INFORMATION:
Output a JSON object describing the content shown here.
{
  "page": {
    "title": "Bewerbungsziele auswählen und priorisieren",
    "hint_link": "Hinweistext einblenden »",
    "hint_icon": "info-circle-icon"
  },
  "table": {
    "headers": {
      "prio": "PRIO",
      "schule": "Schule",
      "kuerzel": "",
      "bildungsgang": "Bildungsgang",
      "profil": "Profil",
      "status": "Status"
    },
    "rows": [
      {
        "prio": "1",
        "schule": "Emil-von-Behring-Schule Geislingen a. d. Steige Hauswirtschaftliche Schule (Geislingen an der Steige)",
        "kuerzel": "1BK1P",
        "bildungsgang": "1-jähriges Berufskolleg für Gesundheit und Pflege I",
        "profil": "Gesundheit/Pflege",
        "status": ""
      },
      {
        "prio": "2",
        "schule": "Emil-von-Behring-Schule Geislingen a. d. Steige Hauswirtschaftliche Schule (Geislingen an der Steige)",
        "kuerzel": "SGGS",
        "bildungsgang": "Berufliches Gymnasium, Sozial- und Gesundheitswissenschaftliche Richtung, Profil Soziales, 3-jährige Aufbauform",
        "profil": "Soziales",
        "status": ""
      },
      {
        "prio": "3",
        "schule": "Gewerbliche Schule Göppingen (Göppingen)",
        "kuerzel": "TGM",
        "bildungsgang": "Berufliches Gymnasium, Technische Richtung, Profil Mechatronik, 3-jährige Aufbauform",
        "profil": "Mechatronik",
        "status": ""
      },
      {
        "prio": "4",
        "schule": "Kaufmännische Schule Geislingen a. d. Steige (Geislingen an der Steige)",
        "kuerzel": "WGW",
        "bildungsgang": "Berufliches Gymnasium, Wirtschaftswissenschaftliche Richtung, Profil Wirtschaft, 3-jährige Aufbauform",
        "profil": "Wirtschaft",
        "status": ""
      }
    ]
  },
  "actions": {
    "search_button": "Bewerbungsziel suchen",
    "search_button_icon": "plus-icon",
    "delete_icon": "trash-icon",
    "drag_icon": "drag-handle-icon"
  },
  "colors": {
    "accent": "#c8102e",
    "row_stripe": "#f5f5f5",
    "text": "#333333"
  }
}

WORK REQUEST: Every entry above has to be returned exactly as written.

SOLUTION TO THIS TASK:
Output a JSON object describing the content shown here.
{
  "page": {
    "title": "Bewerbungsziele auswählen und priorisieren",
    "hint_link": "Hinweistext einblenden »",
    "hint_icon": "info-circle-icon"
  },
  "table": {
    "headers": {
      "prio": "PRIO",
      "schule": "Schule",
      "kuerzel": "",
      "bildungsgang": "Bildungsgang",
      "profil": "Profil",
      "status": "Status"
    },
    "rows": [
      {
        "prio": "1",
        "schule": "Emil-von-Behring-Schule Geislingen a. d. Steige Hauswirtschaftliche Schule (Geislingen an der Steige)",
        "kuerzel": "1BK1P",
        "bildungsgang": "1-jähriges Berufskolleg für Gesundheit und Pflege I",
        "profil": "Gesundheit/Pflege",
        "status": ""
      },
      {
        "prio": "2",
        "schule": "Emil-von-Behring-Schule Geislingen a. d. Steige Hauswirtschaftliche Schule (Geislingen an der Steige)",
        "kuerzel": "SGGS",
        "bildungsgang": "Berufliches Gymnasium, Sozial- und Gesundheitswissenschaftliche Richtung, Profil Soziales, 3-jährige Aufbauform",
        "profil": "Soziales",
        "status": ""
      },
      {
        "prio": "3",
        "schule": "Gewerbliche Schule Göppingen (Göppingen)",
        "kuerzel": "TGM",
        "bildungsgang": "Berufliches Gymnasium, Technische Richtung, Profil Mechatronik, 3-jährige Aufbauform",
        "profil": "Mechatronik",
        "status": ""
      },
      {
        "prio": "4",
        "schule": "Kaufmännische Schule Geislingen a. d. Steige (Geislingen an der Steige)",
        "kuerzel": "WGW",
        "bildungsgang": "Berufliches Gymnasium, Wirtschaftswissenschaftliche Richtung, Profil Wirtschaft, 3-jährige Aufbauform",
        "profil": "Wirtschaft",
        "status": ""
      }
    ]
  },
  "actions": {
    "search_button": "Bewerbungsziel suchen",
    "search_button_icon": "plus-icon",
    "delete_icon": "trash-icon",
    "drag_icon": "drag-handle-icon"
  },
  "colors": {
    "accent": "#c8102e",
    "row_stripe": "#f5f5f5",
    "text": "#333333"
  }
}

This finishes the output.